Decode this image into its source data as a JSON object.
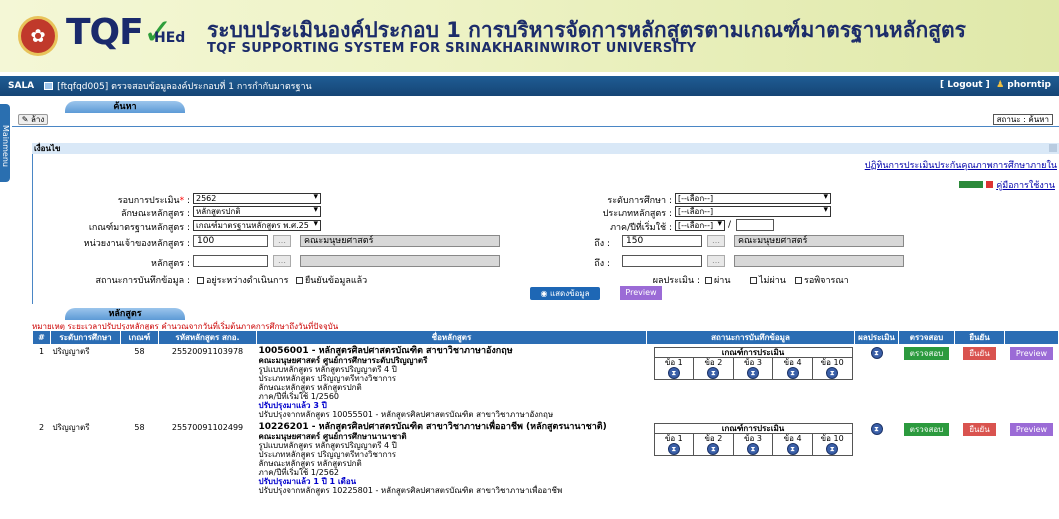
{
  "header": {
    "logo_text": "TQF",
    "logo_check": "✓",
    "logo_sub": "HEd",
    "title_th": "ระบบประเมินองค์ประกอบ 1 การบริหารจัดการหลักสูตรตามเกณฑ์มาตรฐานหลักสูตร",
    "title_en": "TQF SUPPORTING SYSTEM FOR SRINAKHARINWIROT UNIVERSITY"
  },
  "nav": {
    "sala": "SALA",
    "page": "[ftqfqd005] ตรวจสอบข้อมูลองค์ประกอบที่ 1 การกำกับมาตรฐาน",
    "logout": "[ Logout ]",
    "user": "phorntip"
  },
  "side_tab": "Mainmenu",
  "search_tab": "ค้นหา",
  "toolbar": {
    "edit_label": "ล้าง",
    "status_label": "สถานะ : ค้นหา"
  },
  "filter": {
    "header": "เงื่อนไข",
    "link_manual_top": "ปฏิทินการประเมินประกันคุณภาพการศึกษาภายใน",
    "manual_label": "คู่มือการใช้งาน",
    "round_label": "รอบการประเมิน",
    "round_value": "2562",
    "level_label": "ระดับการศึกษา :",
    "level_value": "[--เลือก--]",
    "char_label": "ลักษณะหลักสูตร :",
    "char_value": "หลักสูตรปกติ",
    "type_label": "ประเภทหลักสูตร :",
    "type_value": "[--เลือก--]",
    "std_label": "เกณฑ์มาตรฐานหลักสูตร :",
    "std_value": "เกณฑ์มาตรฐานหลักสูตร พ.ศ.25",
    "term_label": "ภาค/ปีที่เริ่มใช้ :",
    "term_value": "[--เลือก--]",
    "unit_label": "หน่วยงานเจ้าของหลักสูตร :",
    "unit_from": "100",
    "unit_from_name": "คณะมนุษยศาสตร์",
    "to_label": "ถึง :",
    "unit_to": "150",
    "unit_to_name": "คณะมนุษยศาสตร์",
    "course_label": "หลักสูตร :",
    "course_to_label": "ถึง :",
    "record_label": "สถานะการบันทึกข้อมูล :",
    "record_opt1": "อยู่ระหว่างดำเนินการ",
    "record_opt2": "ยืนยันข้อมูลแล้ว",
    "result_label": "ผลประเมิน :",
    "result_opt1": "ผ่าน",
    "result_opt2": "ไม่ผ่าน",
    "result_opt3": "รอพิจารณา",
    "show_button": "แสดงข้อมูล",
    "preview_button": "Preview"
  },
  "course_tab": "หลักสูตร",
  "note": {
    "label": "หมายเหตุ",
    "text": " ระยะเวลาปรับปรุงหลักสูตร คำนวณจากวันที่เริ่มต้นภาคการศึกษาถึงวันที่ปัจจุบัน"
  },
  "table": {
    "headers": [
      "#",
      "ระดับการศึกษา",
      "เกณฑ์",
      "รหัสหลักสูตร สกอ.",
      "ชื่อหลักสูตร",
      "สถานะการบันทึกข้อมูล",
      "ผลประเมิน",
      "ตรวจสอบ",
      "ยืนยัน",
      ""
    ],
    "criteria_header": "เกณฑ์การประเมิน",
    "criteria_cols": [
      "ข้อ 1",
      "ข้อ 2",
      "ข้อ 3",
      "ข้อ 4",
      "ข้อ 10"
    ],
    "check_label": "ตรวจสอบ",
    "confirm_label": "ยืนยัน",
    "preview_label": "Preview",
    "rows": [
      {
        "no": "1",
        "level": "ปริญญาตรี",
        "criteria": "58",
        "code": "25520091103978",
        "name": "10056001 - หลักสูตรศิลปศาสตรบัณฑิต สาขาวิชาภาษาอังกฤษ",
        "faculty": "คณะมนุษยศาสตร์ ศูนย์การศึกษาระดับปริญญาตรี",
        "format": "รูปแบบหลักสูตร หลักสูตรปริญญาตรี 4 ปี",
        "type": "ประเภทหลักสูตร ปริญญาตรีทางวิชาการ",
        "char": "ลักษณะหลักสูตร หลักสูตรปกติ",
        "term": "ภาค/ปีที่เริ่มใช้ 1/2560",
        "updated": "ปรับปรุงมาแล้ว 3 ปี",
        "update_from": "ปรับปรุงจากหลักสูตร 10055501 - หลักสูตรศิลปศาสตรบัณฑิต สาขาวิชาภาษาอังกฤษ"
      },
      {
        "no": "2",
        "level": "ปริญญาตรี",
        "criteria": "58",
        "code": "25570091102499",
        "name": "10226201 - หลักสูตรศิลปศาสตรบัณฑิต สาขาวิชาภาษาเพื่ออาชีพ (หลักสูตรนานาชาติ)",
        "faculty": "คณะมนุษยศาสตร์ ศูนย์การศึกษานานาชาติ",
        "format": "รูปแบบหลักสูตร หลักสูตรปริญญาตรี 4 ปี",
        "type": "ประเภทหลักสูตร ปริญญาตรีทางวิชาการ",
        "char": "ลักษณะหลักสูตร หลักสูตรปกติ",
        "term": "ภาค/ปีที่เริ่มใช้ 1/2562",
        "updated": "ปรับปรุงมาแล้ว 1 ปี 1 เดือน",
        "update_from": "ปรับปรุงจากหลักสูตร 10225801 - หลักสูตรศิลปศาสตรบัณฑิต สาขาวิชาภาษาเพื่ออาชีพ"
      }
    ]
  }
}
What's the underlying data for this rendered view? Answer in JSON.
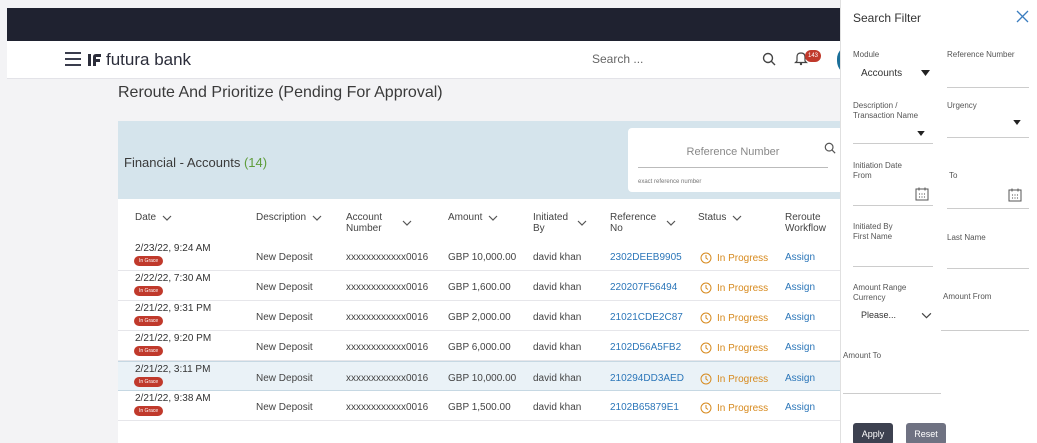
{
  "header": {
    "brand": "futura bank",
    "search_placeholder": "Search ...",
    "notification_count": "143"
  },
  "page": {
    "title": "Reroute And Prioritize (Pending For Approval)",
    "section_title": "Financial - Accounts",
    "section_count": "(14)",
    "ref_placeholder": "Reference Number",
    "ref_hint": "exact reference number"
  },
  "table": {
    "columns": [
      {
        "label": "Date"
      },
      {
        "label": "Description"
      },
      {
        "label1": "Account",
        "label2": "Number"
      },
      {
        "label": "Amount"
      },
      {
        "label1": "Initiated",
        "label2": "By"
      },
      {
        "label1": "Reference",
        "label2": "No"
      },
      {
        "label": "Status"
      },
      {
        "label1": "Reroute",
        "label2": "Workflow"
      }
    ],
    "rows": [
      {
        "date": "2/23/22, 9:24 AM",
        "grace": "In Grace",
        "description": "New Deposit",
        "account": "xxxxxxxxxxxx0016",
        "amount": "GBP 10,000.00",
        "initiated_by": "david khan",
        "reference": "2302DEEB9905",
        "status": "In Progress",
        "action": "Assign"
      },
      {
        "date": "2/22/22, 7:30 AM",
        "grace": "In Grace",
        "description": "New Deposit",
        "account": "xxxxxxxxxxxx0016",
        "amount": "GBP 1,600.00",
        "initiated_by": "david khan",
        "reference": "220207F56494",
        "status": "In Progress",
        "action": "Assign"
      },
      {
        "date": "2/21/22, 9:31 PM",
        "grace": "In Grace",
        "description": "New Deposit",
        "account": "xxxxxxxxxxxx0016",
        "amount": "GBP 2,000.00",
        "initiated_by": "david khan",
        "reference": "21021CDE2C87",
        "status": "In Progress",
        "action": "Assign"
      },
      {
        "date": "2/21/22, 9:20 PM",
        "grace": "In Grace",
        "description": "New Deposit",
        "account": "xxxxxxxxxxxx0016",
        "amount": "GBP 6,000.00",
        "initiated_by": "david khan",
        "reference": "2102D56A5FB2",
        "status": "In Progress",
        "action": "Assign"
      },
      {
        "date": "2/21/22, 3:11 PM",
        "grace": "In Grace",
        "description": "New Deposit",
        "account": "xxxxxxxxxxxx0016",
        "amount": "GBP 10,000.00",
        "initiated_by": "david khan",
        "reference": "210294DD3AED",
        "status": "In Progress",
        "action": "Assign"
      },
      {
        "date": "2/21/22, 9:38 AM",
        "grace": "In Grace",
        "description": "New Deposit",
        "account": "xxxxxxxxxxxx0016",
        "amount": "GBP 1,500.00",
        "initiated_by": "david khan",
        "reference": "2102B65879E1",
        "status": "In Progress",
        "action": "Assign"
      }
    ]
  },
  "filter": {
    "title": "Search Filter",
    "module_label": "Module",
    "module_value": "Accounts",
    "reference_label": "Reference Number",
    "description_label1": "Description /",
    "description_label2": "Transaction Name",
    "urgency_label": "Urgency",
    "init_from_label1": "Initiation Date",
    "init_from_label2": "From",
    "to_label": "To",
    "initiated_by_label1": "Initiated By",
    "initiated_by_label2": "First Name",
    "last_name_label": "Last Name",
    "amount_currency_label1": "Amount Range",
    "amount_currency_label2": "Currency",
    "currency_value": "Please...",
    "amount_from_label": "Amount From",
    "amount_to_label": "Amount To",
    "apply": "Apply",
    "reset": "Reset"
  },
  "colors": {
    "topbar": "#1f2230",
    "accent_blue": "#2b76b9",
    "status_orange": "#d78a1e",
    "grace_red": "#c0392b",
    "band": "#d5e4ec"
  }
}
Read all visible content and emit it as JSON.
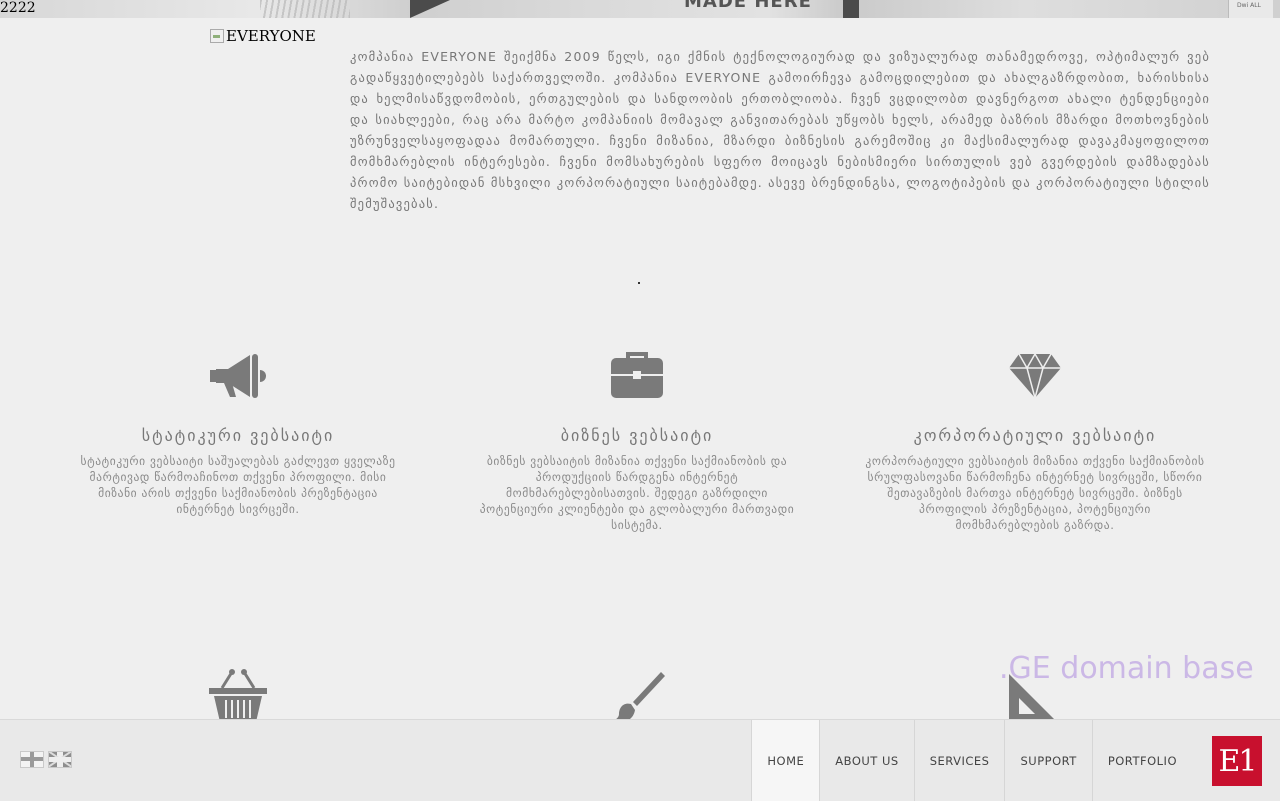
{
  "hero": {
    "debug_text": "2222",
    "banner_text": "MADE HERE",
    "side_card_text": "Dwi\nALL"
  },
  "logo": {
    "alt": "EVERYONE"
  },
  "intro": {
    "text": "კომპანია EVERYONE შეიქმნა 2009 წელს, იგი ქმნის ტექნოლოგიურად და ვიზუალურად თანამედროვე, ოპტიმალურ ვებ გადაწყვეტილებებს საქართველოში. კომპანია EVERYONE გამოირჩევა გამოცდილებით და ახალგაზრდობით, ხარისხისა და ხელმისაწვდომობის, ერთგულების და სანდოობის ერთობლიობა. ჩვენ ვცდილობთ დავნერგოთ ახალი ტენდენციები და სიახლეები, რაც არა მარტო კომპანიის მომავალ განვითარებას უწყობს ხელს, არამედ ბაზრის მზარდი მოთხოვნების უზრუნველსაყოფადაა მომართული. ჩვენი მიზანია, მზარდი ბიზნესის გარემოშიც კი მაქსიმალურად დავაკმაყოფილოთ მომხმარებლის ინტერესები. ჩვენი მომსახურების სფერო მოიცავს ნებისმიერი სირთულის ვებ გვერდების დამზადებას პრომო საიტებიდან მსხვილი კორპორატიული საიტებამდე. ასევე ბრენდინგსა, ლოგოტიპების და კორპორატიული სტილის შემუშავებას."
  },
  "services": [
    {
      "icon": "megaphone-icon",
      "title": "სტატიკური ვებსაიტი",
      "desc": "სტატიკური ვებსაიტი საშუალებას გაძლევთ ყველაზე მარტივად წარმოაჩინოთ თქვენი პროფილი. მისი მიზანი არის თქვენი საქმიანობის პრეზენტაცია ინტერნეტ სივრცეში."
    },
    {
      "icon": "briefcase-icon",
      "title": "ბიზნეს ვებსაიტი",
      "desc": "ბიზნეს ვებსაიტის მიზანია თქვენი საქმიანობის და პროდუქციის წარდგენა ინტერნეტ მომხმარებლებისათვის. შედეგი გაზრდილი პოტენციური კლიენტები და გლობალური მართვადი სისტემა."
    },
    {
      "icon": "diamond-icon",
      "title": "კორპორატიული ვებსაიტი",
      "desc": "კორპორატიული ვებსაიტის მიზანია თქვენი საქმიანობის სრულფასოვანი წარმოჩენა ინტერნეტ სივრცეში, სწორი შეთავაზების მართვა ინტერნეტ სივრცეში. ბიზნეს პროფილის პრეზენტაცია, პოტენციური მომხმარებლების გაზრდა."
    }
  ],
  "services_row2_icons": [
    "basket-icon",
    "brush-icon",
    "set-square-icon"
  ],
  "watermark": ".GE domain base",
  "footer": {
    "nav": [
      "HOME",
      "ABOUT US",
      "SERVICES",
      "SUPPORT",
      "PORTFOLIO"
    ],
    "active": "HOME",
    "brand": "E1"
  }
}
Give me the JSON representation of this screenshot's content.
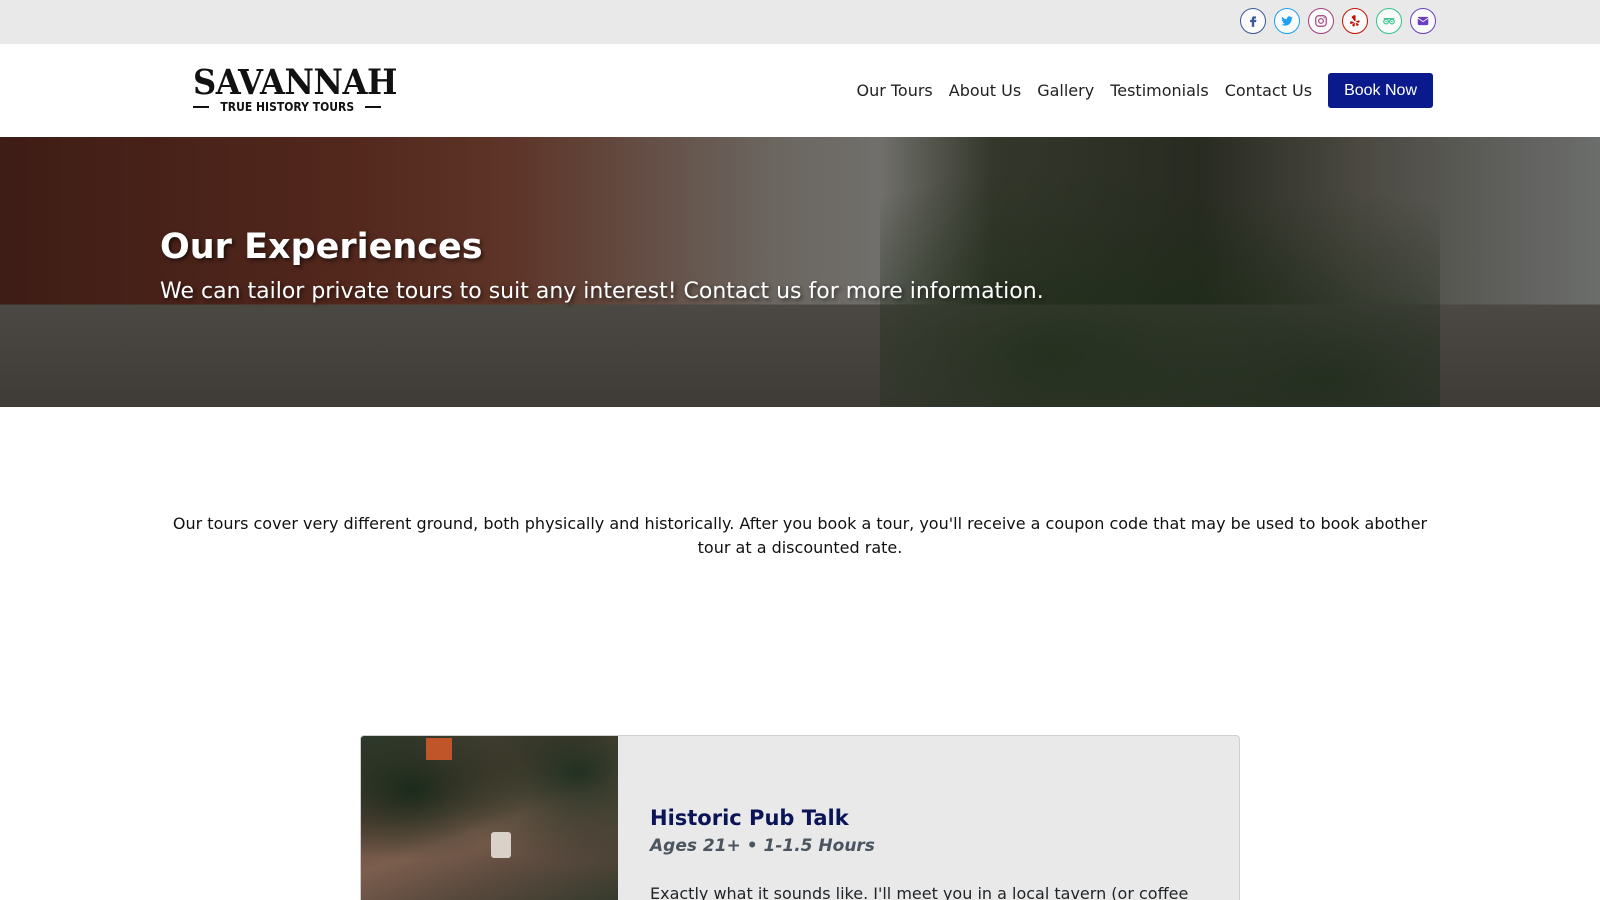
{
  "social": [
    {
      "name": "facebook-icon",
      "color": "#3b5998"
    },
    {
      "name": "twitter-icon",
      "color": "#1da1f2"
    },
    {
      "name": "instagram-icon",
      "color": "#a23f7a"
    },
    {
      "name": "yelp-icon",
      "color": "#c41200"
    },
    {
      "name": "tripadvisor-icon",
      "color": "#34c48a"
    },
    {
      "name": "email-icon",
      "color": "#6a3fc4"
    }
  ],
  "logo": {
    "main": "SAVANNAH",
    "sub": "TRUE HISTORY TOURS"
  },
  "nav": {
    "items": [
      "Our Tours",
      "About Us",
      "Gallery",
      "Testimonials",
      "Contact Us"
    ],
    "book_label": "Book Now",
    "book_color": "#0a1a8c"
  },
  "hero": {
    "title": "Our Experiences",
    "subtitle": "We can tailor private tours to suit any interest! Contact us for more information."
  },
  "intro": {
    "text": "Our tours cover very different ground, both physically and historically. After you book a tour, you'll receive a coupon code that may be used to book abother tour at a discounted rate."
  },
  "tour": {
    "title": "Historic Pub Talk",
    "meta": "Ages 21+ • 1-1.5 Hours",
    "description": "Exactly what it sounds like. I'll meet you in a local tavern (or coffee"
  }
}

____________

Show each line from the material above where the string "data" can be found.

Decode this image into its source data as a JSON object.
What's the underlying data for this rendered view? Answer in JSON.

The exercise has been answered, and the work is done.